» **Task requirements**
Apart from the pictures, every record here must be copied word for word.

----------------

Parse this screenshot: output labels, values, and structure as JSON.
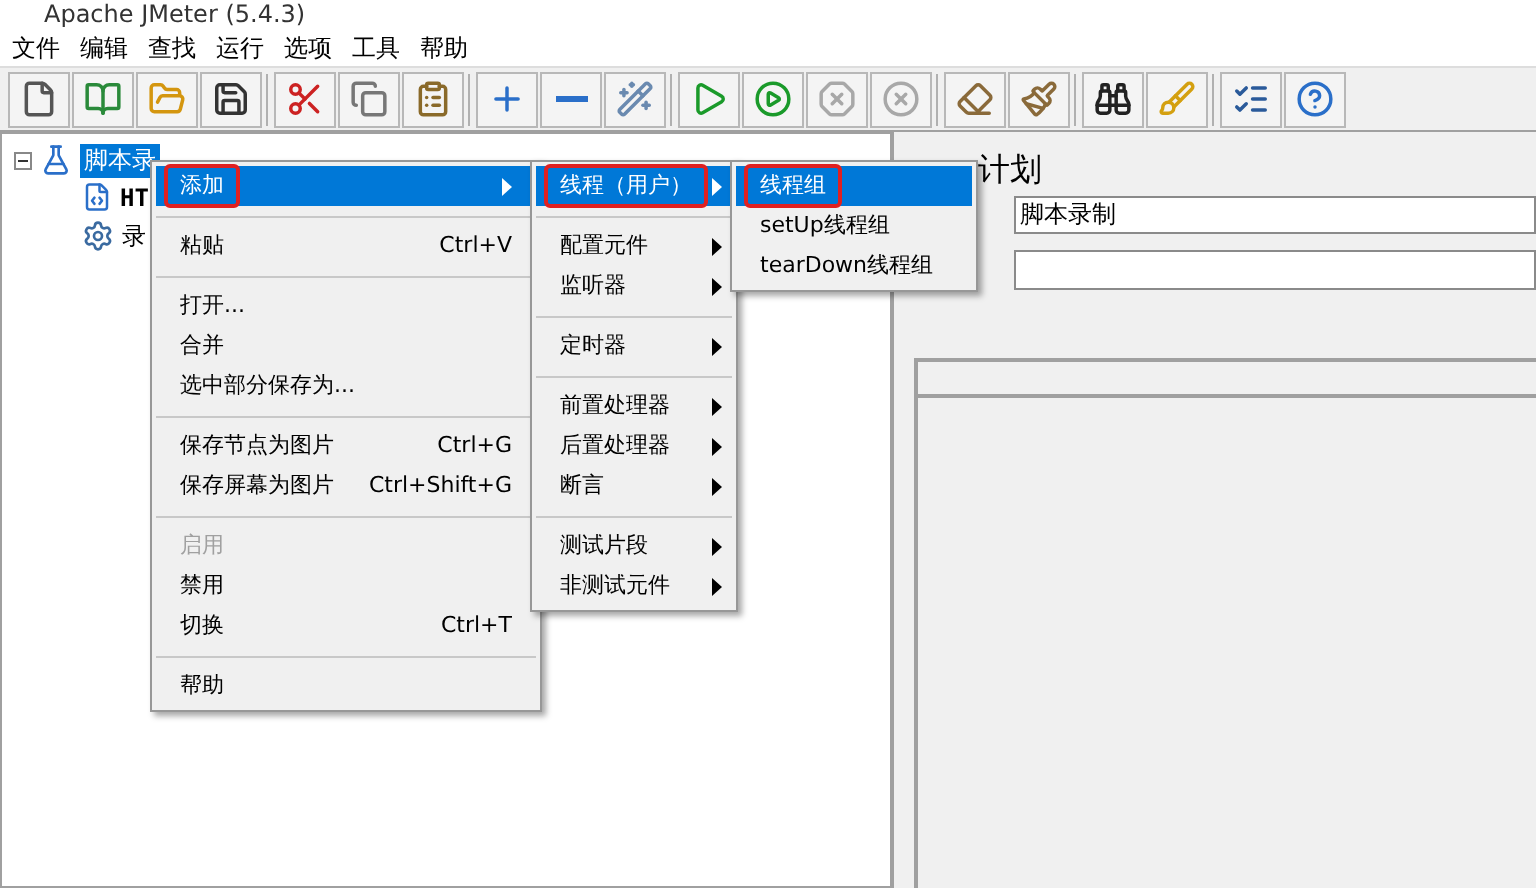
{
  "window": {
    "title": "Apache JMeter (5.4.3)"
  },
  "menu_bar": [
    "文件",
    "编辑",
    "查找",
    "运行",
    "选项",
    "工具",
    "帮助"
  ],
  "toolbar": [
    {
      "kind": "new",
      "disabled": false
    },
    {
      "kind": "templates",
      "disabled": false
    },
    {
      "kind": "open",
      "disabled": false
    },
    {
      "kind": "save",
      "disabled": false
    },
    {
      "kind": "separator"
    },
    {
      "kind": "cut",
      "disabled": false
    },
    {
      "kind": "copy",
      "disabled": false
    },
    {
      "kind": "paste",
      "disabled": false
    },
    {
      "kind": "separator"
    },
    {
      "kind": "expand",
      "disabled": false
    },
    {
      "kind": "collapse",
      "disabled": false
    },
    {
      "kind": "toggle",
      "disabled": false
    },
    {
      "kind": "separator"
    },
    {
      "kind": "start",
      "disabled": false
    },
    {
      "kind": "start_no_timers",
      "disabled": false
    },
    {
      "kind": "stop",
      "disabled": true
    },
    {
      "kind": "shutdown",
      "disabled": true
    },
    {
      "kind": "separator"
    },
    {
      "kind": "clear",
      "disabled": false
    },
    {
      "kind": "clear_all",
      "disabled": false
    },
    {
      "kind": "separator"
    },
    {
      "kind": "search",
      "disabled": false
    },
    {
      "kind": "reset_search",
      "disabled": false
    },
    {
      "kind": "separator"
    },
    {
      "kind": "functions",
      "disabled": false
    },
    {
      "kind": "help",
      "disabled": false
    }
  ],
  "tree": {
    "label": "脚本录",
    "selected": true,
    "expanded": true,
    "children": [
      {
        "label": "HT",
        "kind": "script"
      },
      {
        "label": "录",
        "kind": "gear"
      }
    ]
  },
  "panel": {
    "title": "计划",
    "name_value": "脚本录制"
  },
  "context_menu": [
    {
      "kind": "item",
      "label": "添加",
      "submenu": true,
      "highlighted": true,
      "annotated": true,
      "disabled": false
    },
    {
      "kind": "separator"
    },
    {
      "kind": "item",
      "label": "粘贴",
      "shortcut": "Ctrl+V",
      "submenu": false,
      "highlighted": false,
      "annotated": false,
      "disabled": false
    },
    {
      "kind": "separator"
    },
    {
      "kind": "item",
      "label": "打开...",
      "submenu": false,
      "highlighted": false,
      "annotated": false,
      "disabled": false
    },
    {
      "kind": "item",
      "label": "合并",
      "submenu": false,
      "highlighted": false,
      "annotated": false,
      "disabled": false
    },
    {
      "kind": "item",
      "label": "选中部分保存为...",
      "submenu": false,
      "highlighted": false,
      "annotated": false,
      "disabled": false
    },
    {
      "kind": "separator"
    },
    {
      "kind": "item",
      "label": "保存节点为图片",
      "shortcut": "Ctrl+G",
      "submenu": false,
      "highlighted": false,
      "annotated": false,
      "disabled": false
    },
    {
      "kind": "item",
      "label": "保存屏幕为图片",
      "shortcut": "Ctrl+Shift+G",
      "submenu": false,
      "highlighted": false,
      "annotated": false,
      "disabled": false
    },
    {
      "kind": "separator"
    },
    {
      "kind": "item",
      "label": "启用",
      "submenu": false,
      "highlighted": false,
      "annotated": false,
      "disabled": true
    },
    {
      "kind": "item",
      "label": "禁用",
      "submenu": false,
      "highlighted": false,
      "annotated": false,
      "disabled": false
    },
    {
      "kind": "item",
      "label": "切换",
      "shortcut": "Ctrl+T",
      "submenu": false,
      "highlighted": false,
      "annotated": false,
      "disabled": false
    },
    {
      "kind": "separator"
    },
    {
      "kind": "item",
      "label": "帮助",
      "submenu": false,
      "highlighted": false,
      "annotated": false,
      "disabled": false
    }
  ],
  "add_submenu": [
    {
      "kind": "item",
      "label": "线程（用户）",
      "submenu": true,
      "highlighted": true,
      "annotated": true,
      "disabled": false
    },
    {
      "kind": "separator"
    },
    {
      "kind": "item",
      "label": "配置元件",
      "submenu": true,
      "highlighted": false,
      "annotated": false,
      "disabled": false
    },
    {
      "kind": "item",
      "label": "监听器",
      "submenu": true,
      "highlighted": false,
      "annotated": false,
      "disabled": false
    },
    {
      "kind": "separator"
    },
    {
      "kind": "item",
      "label": "定时器",
      "submenu": true,
      "highlighted": false,
      "annotated": false,
      "disabled": false
    },
    {
      "kind": "separator"
    },
    {
      "kind": "item",
      "label": "前置处理器",
      "submenu": true,
      "highlighted": false,
      "annotated": false,
      "disabled": false
    },
    {
      "kind": "item",
      "label": "后置处理器",
      "submenu": true,
      "highlighted": false,
      "annotated": false,
      "disabled": false
    },
    {
      "kind": "item",
      "label": "断言",
      "submenu": true,
      "highlighted": false,
      "annotated": false,
      "disabled": false
    },
    {
      "kind": "separator"
    },
    {
      "kind": "item",
      "label": "测试片段",
      "submenu": true,
      "highlighted": false,
      "annotated": false,
      "disabled": false
    },
    {
      "kind": "item",
      "label": "非测试元件",
      "submenu": true,
      "highlighted": false,
      "annotated": false,
      "disabled": false
    }
  ],
  "threads_submenu": [
    {
      "kind": "item",
      "label": "线程组",
      "submenu": false,
      "highlighted": true,
      "annotated": true,
      "disabled": false
    },
    {
      "kind": "item",
      "label": "setUp线程组",
      "submenu": false,
      "highlighted": false,
      "annotated": false,
      "disabled": false
    },
    {
      "kind": "item",
      "label": "tearDown线程组",
      "submenu": false,
      "highlighted": false,
      "annotated": false,
      "disabled": false
    }
  ]
}
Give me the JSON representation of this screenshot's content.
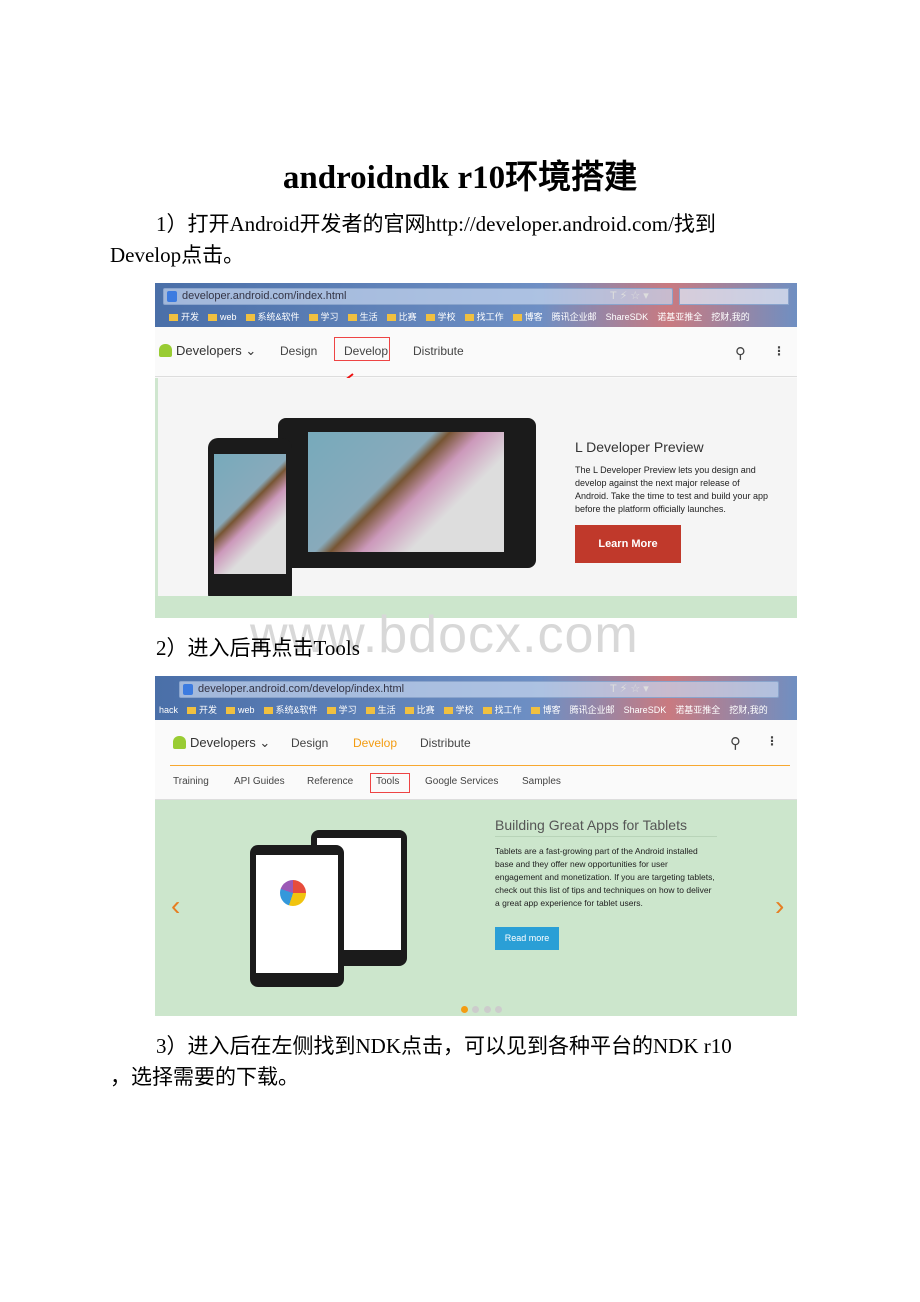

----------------

» **Solution below**
Parse this screenshot: output labels, values, and structure as JSON.
{
  "window": {
    "title": "Apache JMeter (5.4.3)"
  },
  "menu_bar": [
    "文件",
    "编辑",
    "查找",
    "运行",
    "选项",
    "工具",
    "帮助"
  ],
  "toolbar": [
    {
      "kind": "new",
      "disabled": false
    },
    {
      "kind": "templates",
      "disabled": false
    },
    {
      "kind": "open",
      "disabled": false
    },
    {
      "kind": "save",
      "disabled": false
    },
    {
      "kind": "separator"
    },
    {
      "kind": "cut",
      "disabled": false
    },
    {
      "kind": "copy",
      "disabled": false
    },
    {
      "kind": "paste",
      "disabled": false
    },
    {
      "kind": "separator"
    },
    {
      "kind": "expand",
      "disabled": false
    },
    {
      "kind": "collapse",
      "disabled": false
    },
    {
      "kind": "toggle",
      "disabled": false
    },
    {
      "kind": "separator"
    },
    {
      "kind": "start",
      "disabled": false
    },
    {
      "kind": "start_no_timers",
      "disabled": false
    },
    {
      "kind": "stop",
      "disabled": true
    },
    {
      "kind": "shutdown",
      "disabled": true
    },
    {
      "kind": "separator"
    },
    {
      "kind": "clear",
      "disabled": false
    },
    {
      "kind": "clear_all",
      "disabled": false
    },
    {
      "kind": "separator"
    },
    {
      "kind": "search",
      "disabled": false
    },
    {
      "kind": "reset_search",
      "disabled": false
    },
    {
      "kind": "separator"
    },
    {
      "kind": "functions",
      "disabled": false
    },
    {
      "kind": "help",
      "disabled": false
    }
  ],
  "tree": {
    "label": "脚本录",
    "selected": true,
    "expanded": true,
    "children": [
      {
        "label": "HT",
        "kind": "script"
      },
      {
        "label": "录",
        "kind": "gear"
      }
    ]
  },
  "panel": {
    "title": "计划",
    "name_value": "脚本录制"
  },
  "context_menu": [
    {
      "kind": "item",
      "label": "添加",
      "submenu": true,
      "highlighted": true,
      "annotated": true,
      "disabled": false
    },
    {
      "kind": "separator"
    },
    {
      "kind": "item",
      "label": "粘贴",
      "shortcut": "Ctrl+V",
      "submenu": false,
      "highlighted": false,
      "annotated": false,
      "disabled": false
    },
    {
      "kind": "separator"
    },
    {
      "kind": "item",
      "label": "打开...",
      "submenu": false,
      "highlighted": false,
      "annotated": false,
      "disabled": false
    },
    {
      "kind": "item",
      "label": "合并",
      "submenu": false,
      "highlighted": false,
      "annotated": false,
      "disabled": false
    },
    {
      "kind": "item",
      "label": "选中部分保存为...",
      "submenu": false,
      "highlighted": false,
      "annotated": false,
      "disabled": false
    },
    {
      "kind": "separator"
    },
    {
      "kind": "item",
      "label": "保存节点为图片",
      "shortcut": "Ctrl+G",
      "submenu": false,
      "highlighted": false,
      "annotated": false,
      "disabled": false
    },
    {
      "kind": "item",
      "label": "保存屏幕为图片",
      "shortcut": "Ctrl+Shift+G",
      "submenu": false,
      "highlighted": false,
      "annotated": false,
      "disabled": false
    },
    {
      "kind": "separator"
    },
    {
      "kind": "item",
      "label": "启用",
      "submenu": false,
      "highlighted": false,
      "annotated": false,
      "disabled": true
    },
    {
      "kind": "item",
      "label": "禁用",
      "submenu": false,
      "highlighted": false,
      "annotated": false,
      "disabled": false
    },
    {
      "kind": "item",
      "label": "切换",
      "shortcut": "Ctrl+T",
      "submenu": false,
      "highlighted": false,
      "annotated": false,
      "disabled": false
    },
    {
      "kind": "separator"
    },
    {
      "kind": "item",
      "label": "帮助",
      "submenu": false,
      "highlighted": false,
      "annotated": false,
      "disabled": false
    }
  ],
  "add_submenu": [
    {
      "kind": "item",
      "label": "线程（用户）",
      "submenu": true,
      "highlighted": true,
      "annotated": true,
      "disabled": false
    },
    {
      "kind": "separator"
    },
    {
      "kind": "item",
      "label": "配置元件",
      "submenu": true,
      "highlighted": false,
      "annotated": false,
      "disabled": false
    },
    {
      "kind": "item",
      "label": "监听器",
      "submenu": true,
      "highlighted": false,
      "annotated": false,
      "disabled": false
    },
    {
      "kind": "separator"
    },
    {
      "kind": "item",
      "label": "定时器",
      "submenu": true,
      "highlighted": false,
      "annotated": false,
      "disabled": false
    },
    {
      "kind": "separator"
    },
    {
      "kind": "item",
      "label": "前置处理器",
      "submenu": true,
      "highlighted": false,
      "annotated": false,
      "disabled": false
    },
    {
      "kind": "item",
      "label": "后置处理器",
      "submenu": true,
      "highlighted": false,
      "annotated": false,
      "disabled": false
    },
    {
      "kind": "item",
      "label": "断言",
      "submenu": true,
      "highlighted": false,
      "annotated": false,
      "disabled": false
    },
    {
      "kind": "separator"
    },
    {
      "kind": "item",
      "label": "测试片段",
      "submenu": true,
      "highlighted": false,
      "annotated": false,
      "disabled": false
    },
    {
      "kind": "item",
      "label": "非测试元件",
      "submenu": true,
      "highlighted": false,
      "annotated": false,
      "disabled": false
    }
  ],
  "threads_submenu": [
    {
      "kind": "item",
      "label": "线程组",
      "submenu": false,
      "highlighted": true,
      "annotated": true,
      "disabled": false
    },
    {
      "kind": "item",
      "label": "setUp线程组",
      "submenu": false,
      "highlighted": false,
      "annotated": false,
      "disabled": false
    },
    {
      "kind": "item",
      "label": "tearDown线程组",
      "submenu": false,
      "highlighted": false,
      "annotated": false,
      "disabled": false
    }
  ]
}
Give me the JSON representation of this screenshot's content.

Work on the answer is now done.